» Aim of the exercise: Please state how many lines in the records below contain the word "قيمة"; the number alone is the answer.

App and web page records
•••••
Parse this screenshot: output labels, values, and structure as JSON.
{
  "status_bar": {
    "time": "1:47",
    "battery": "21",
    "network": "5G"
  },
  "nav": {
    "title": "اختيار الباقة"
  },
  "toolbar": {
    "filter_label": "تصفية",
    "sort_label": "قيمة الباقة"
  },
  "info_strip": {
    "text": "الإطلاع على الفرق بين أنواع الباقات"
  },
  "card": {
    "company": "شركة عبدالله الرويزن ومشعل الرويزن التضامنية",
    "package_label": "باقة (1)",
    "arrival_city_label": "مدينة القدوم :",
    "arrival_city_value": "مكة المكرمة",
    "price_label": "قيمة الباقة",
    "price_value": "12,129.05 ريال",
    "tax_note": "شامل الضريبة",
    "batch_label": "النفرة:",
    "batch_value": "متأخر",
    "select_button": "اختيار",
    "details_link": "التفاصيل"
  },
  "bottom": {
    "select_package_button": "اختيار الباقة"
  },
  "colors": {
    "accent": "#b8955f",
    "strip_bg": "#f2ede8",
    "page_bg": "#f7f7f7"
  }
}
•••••
» Answer area: 2